As part of their 16-day tour of Australia, Fiji, Tonga and New Zealand, the Duke and Duchess of Sussex visited the Taronga Institute of Science and Learning to learn about the ground-breaking work the zoo is undertaking and to engage with conservation.

The first of its kind in the southern hemisphere, the Institute is a living laboratory for conservation education and scientific investigation, built to empower the scientists of tomorrow.

Designed by Sydney-based practice, NBRS Architecture, the central concept was based around bringing together three major hubs; Learning, Science, and Visitor Experience, to “seamlessly connect via branching arms intersecting in a central light filled atrium”.

The Scientific Hub provides an on-site facility to showcase and benefit from the zoo’s unique data and specimens, while its research facilities allow Taronga’s scientists to explore ways to protect endangered species.

It is a facility not only for staff but university students, fostering the next generation of conservation innovation.

The design houses tutorial learning environments that allow students from all backgrounds and levels of study to interact with the zoo.

From early learning, through to high school and beyond, to researchers and tertiary students, the Learning Hub is a space that will support over 150,000 visits per year and will elevate the depth of educational engagement.


Three immersive learning environments themed around rainforest, arid and woodland habitats provide authentic learning experiences for students and transform education at the Zoo. 

The collaborative Visitor Hub is a space that allows a true connection between visitors and the Institute and has been specifically designed for experiences to create a closer bond between students, scientists and 300 staff. 

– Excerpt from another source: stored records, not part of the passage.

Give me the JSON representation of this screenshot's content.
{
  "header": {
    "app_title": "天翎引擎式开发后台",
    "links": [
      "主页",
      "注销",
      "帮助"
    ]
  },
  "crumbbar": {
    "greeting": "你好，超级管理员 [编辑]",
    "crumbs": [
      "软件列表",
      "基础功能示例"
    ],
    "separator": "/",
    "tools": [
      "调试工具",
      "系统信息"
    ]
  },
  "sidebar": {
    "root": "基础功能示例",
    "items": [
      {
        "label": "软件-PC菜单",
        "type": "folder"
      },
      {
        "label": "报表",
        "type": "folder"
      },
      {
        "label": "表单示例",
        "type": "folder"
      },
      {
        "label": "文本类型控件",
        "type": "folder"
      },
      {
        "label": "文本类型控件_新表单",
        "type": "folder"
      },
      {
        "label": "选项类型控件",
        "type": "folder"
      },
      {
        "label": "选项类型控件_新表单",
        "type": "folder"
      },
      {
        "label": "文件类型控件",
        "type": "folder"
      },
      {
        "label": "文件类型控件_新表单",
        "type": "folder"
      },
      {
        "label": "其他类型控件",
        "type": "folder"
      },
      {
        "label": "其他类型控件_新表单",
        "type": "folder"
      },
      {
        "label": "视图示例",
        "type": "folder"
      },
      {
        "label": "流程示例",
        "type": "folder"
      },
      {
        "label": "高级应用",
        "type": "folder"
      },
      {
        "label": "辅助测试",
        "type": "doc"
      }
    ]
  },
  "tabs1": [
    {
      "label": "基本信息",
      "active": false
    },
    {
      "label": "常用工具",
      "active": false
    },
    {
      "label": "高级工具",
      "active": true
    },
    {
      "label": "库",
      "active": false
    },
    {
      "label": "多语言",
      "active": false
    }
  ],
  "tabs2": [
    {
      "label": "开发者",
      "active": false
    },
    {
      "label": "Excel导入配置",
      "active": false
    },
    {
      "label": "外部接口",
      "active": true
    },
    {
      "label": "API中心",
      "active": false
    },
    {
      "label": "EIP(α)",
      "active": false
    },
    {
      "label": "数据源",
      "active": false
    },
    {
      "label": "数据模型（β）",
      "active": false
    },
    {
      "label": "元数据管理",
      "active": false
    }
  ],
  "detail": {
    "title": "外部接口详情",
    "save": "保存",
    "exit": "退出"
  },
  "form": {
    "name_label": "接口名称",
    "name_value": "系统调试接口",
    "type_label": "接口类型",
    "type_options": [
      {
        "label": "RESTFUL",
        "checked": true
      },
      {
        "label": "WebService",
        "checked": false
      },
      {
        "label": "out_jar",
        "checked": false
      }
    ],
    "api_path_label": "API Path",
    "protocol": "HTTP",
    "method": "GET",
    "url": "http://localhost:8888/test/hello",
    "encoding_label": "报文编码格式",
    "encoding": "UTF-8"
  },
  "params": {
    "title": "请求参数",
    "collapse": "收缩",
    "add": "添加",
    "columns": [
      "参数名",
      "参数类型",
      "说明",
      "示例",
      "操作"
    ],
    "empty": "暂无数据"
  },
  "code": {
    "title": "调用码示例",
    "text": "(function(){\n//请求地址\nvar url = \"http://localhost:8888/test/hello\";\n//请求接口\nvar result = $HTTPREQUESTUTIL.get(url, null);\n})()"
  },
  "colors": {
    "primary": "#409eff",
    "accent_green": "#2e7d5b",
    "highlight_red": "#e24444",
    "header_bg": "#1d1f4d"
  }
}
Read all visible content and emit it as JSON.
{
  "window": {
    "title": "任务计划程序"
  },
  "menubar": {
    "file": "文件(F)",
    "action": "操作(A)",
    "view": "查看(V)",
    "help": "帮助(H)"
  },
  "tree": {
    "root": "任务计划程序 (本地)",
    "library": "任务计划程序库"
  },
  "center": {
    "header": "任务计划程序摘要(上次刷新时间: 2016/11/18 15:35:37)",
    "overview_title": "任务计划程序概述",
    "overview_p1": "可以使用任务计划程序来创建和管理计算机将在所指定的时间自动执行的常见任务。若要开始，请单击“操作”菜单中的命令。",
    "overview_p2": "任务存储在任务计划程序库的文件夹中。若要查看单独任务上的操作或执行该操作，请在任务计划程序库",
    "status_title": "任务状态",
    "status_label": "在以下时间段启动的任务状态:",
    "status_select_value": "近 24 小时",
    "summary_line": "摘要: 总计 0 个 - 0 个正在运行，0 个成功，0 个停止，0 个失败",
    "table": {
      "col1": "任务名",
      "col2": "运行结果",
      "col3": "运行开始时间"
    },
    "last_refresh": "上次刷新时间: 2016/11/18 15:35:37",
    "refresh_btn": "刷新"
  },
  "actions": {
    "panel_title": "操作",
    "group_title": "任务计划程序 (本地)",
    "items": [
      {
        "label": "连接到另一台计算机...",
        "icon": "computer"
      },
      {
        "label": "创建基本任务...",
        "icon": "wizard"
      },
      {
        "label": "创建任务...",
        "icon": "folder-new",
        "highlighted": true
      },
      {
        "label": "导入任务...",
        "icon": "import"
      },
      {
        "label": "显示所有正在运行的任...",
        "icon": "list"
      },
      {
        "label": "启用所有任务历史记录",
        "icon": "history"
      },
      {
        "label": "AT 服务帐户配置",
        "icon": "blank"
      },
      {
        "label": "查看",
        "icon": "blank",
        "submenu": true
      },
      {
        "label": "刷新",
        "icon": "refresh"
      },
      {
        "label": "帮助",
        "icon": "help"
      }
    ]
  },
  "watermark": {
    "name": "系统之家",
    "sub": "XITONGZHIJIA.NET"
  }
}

According to Andrew Duffin, director of Design at NBRS, “From the outset we worked closely with the Taronga Conservation Society to create a benchmark facility which would evoke its core purposes of conservation.”

“From the big ideas of branching arms centred on a light filled atrium, down to the detail of the cell like fa├žade, the result is a beautifully crafted experiential environment,” he says.